§ Exercise instructions: Write out the data exactly, please, and omit the pictures.
_ _ _ _
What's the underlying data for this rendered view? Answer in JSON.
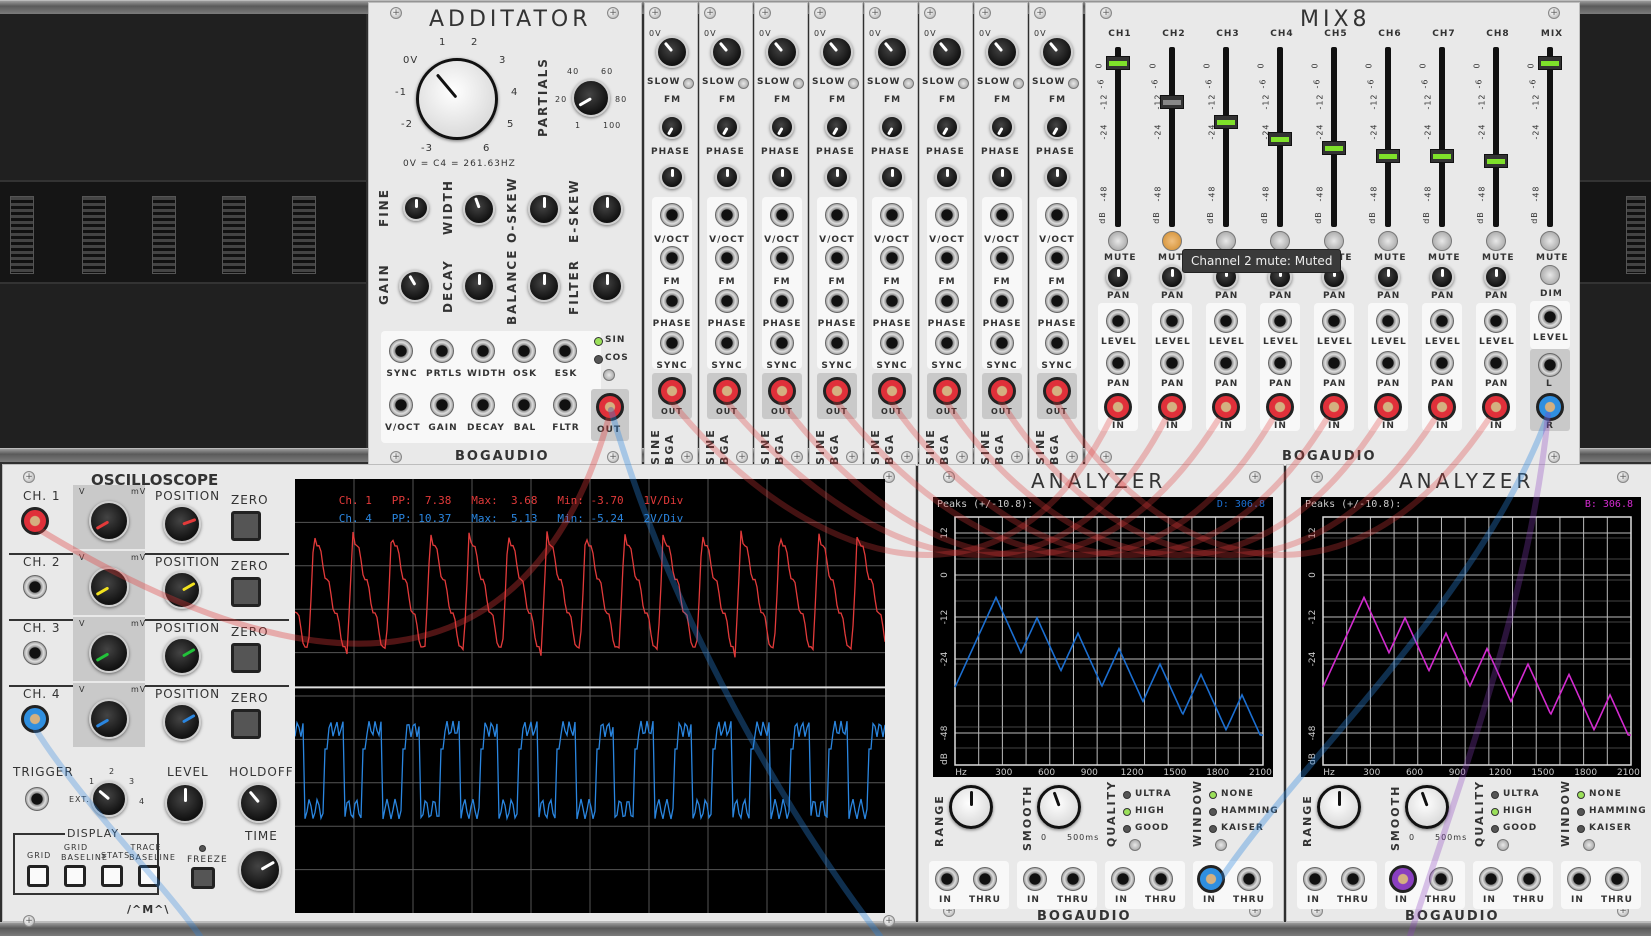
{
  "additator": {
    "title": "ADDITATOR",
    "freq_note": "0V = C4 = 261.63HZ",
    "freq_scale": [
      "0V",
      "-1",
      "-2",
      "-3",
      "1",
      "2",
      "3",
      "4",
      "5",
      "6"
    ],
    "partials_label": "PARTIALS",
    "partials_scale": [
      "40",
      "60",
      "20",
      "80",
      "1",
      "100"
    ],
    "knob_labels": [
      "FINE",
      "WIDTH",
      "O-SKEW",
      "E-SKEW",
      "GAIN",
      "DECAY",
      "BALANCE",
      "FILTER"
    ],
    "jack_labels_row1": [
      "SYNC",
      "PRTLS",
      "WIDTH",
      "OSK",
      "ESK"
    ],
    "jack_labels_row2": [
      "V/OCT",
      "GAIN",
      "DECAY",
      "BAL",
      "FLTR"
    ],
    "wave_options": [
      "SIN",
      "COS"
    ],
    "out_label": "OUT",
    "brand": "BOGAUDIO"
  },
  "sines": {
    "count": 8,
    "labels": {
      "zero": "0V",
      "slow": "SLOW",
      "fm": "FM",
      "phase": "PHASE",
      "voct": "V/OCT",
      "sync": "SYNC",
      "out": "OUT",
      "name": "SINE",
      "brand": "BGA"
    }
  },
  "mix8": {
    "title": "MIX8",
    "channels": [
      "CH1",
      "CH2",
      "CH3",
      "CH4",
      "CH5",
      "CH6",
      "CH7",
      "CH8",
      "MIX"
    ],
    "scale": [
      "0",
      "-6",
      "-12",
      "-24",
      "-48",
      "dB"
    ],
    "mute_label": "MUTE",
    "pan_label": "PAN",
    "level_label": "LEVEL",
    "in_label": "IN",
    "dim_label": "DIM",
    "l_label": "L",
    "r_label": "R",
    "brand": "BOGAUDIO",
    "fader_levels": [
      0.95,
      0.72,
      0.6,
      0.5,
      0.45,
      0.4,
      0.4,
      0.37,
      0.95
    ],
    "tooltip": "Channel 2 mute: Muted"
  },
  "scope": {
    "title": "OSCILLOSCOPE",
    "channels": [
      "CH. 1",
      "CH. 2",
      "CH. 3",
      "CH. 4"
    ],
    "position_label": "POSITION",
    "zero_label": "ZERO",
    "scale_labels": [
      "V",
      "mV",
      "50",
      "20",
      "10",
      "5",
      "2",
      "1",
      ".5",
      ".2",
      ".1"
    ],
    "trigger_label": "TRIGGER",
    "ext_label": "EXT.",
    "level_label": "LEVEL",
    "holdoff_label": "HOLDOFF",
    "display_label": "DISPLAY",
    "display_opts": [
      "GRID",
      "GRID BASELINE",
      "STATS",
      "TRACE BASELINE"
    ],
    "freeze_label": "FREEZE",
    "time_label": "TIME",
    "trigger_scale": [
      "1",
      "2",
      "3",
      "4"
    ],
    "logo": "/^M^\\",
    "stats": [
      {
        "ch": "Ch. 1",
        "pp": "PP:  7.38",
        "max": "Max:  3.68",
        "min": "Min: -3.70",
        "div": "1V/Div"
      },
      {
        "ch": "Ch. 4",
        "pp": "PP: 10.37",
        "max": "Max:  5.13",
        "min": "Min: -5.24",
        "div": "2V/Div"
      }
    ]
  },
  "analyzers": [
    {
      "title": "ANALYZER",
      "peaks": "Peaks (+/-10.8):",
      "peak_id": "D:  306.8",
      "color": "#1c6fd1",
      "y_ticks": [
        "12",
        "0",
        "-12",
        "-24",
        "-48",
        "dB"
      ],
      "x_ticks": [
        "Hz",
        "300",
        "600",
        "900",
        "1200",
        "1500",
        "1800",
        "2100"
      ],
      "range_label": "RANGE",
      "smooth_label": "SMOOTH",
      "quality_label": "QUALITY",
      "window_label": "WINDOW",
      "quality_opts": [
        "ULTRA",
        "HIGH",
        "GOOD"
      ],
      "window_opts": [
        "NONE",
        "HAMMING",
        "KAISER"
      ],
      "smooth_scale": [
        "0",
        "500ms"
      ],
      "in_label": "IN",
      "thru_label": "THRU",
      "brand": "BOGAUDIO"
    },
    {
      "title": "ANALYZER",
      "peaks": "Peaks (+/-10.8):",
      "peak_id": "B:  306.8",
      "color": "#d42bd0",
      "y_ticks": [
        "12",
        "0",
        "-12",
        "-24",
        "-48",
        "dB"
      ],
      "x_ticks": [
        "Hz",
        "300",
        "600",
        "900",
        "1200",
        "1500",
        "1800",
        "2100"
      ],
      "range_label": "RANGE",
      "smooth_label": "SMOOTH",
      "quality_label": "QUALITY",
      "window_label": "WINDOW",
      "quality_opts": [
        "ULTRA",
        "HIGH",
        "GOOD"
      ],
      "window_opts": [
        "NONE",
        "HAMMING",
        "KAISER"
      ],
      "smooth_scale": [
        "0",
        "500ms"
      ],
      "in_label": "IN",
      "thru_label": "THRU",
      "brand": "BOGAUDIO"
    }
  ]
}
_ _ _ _
§ Written answer:
What's the underlying data for this rendered view? Answer in JSON.
{
  "additator": {
    "title": "ADDITATOR",
    "freq_note": "0V = C4 = 261.63HZ",
    "freq_scale": [
      "0V",
      "-1",
      "-2",
      "-3",
      "1",
      "2",
      "3",
      "4",
      "5",
      "6"
    ],
    "partials_label": "PARTIALS",
    "partials_scale": [
      "40",
      "60",
      "20",
      "80",
      "1",
      "100"
    ],
    "knob_labels": [
      "FINE",
      "WIDTH",
      "O-SKEW",
      "E-SKEW",
      "GAIN",
      "DECAY",
      "BALANCE",
      "FILTER"
    ],
    "jack_labels_row1": [
      "SYNC",
      "PRTLS",
      "WIDTH",
      "OSK",
      "ESK"
    ],
    "jack_labels_row2": [
      "V/OCT",
      "GAIN",
      "DECAY",
      "BAL",
      "FLTR"
    ],
    "wave_options": [
      "SIN",
      "COS"
    ],
    "out_label": "OUT",
    "brand": "BOGAUDIO"
  },
  "sines": {
    "count": 8,
    "labels": {
      "zero": "0V",
      "slow": "SLOW",
      "fm": "FM",
      "phase": "PHASE",
      "voct": "V/OCT",
      "sync": "SYNC",
      "out": "OUT",
      "name": "SINE",
      "brand": "BGA"
    }
  },
  "mix8": {
    "title": "MIX8",
    "channels": [
      "CH1",
      "CH2",
      "CH3",
      "CH4",
      "CH5",
      "CH6",
      "CH7",
      "CH8",
      "MIX"
    ],
    "scale": [
      "0",
      "-6",
      "-12",
      "-24",
      "-48",
      "dB"
    ],
    "mute_label": "MUTE",
    "pan_label": "PAN",
    "level_label": "LEVEL",
    "in_label": "IN",
    "dim_label": "DIM",
    "l_label": "L",
    "r_label": "R",
    "brand": "BOGAUDIO",
    "fader_levels": [
      0.95,
      0.72,
      0.6,
      0.5,
      0.45,
      0.4,
      0.4,
      0.37,
      0.95
    ],
    "tooltip": "Channel 2 mute: Muted"
  },
  "scope": {
    "title": "OSCILLOSCOPE",
    "channels": [
      "CH. 1",
      "CH. 2",
      "CH. 3",
      "CH. 4"
    ],
    "position_label": "POSITION",
    "zero_label": "ZERO",
    "scale_labels": [
      "V",
      "mV",
      "50",
      "20",
      "10",
      "5",
      "2",
      "1",
      ".5",
      ".2",
      ".1"
    ],
    "trigger_label": "TRIGGER",
    "ext_label": "EXT.",
    "level_label": "LEVEL",
    "holdoff_label": "HOLDOFF",
    "display_label": "DISPLAY",
    "display_opts": [
      "GRID",
      "GRID BASELINE",
      "STATS",
      "TRACE BASELINE"
    ],
    "freeze_label": "FREEZE",
    "time_label": "TIME",
    "trigger_scale": [
      "1",
      "2",
      "3",
      "4"
    ],
    "logo": "/^M^\\",
    "stats": [
      {
        "ch": "Ch. 1",
        "pp": "PP:  7.38",
        "max": "Max:  3.68",
        "min": "Min: -3.70",
        "div": "1V/Div"
      },
      {
        "ch": "Ch. 4",
        "pp": "PP: 10.37",
        "max": "Max:  5.13",
        "min": "Min: -5.24",
        "div": "2V/Div"
      }
    ]
  },
  "analyzers": [
    {
      "title": "ANALYZER",
      "peaks": "Peaks (+/-10.8):",
      "peak_id": "D:  306.8",
      "color": "#1c6fd1",
      "y_ticks": [
        "12",
        "0",
        "-12",
        "-24",
        "-48",
        "dB"
      ],
      "x_ticks": [
        "Hz",
        "300",
        "600",
        "900",
        "1200",
        "1500",
        "1800",
        "2100"
      ],
      "range_label": "RANGE",
      "smooth_label": "SMOOTH",
      "quality_label": "QUALITY",
      "window_label": "WINDOW",
      "quality_opts": [
        "ULTRA",
        "HIGH",
        "GOOD"
      ],
      "window_opts": [
        "NONE",
        "HAMMING",
        "KAISER"
      ],
      "smooth_scale": [
        "0",
        "500ms"
      ],
      "in_label": "IN",
      "thru_label": "THRU",
      "brand": "BOGAUDIO"
    },
    {
      "title": "ANALYZER",
      "peaks": "Peaks (+/-10.8):",
      "peak_id": "B:  306.8",
      "color": "#d42bd0",
      "y_ticks": [
        "12",
        "0",
        "-12",
        "-24",
        "-48",
        "dB"
      ],
      "x_ticks": [
        "Hz",
        "300",
        "600",
        "900",
        "1200",
        "1500",
        "1800",
        "2100"
      ],
      "range_label": "RANGE",
      "smooth_label": "SMOOTH",
      "quality_label": "QUALITY",
      "window_label": "WINDOW",
      "quality_opts": [
        "ULTRA",
        "HIGH",
        "GOOD"
      ],
      "window_opts": [
        "NONE",
        "HAMMING",
        "KAISER"
      ],
      "smooth_scale": [
        "0",
        "500ms"
      ],
      "in_label": "IN",
      "thru_label": "THRU",
      "brand": "BOGAUDIO"
    }
  ]
}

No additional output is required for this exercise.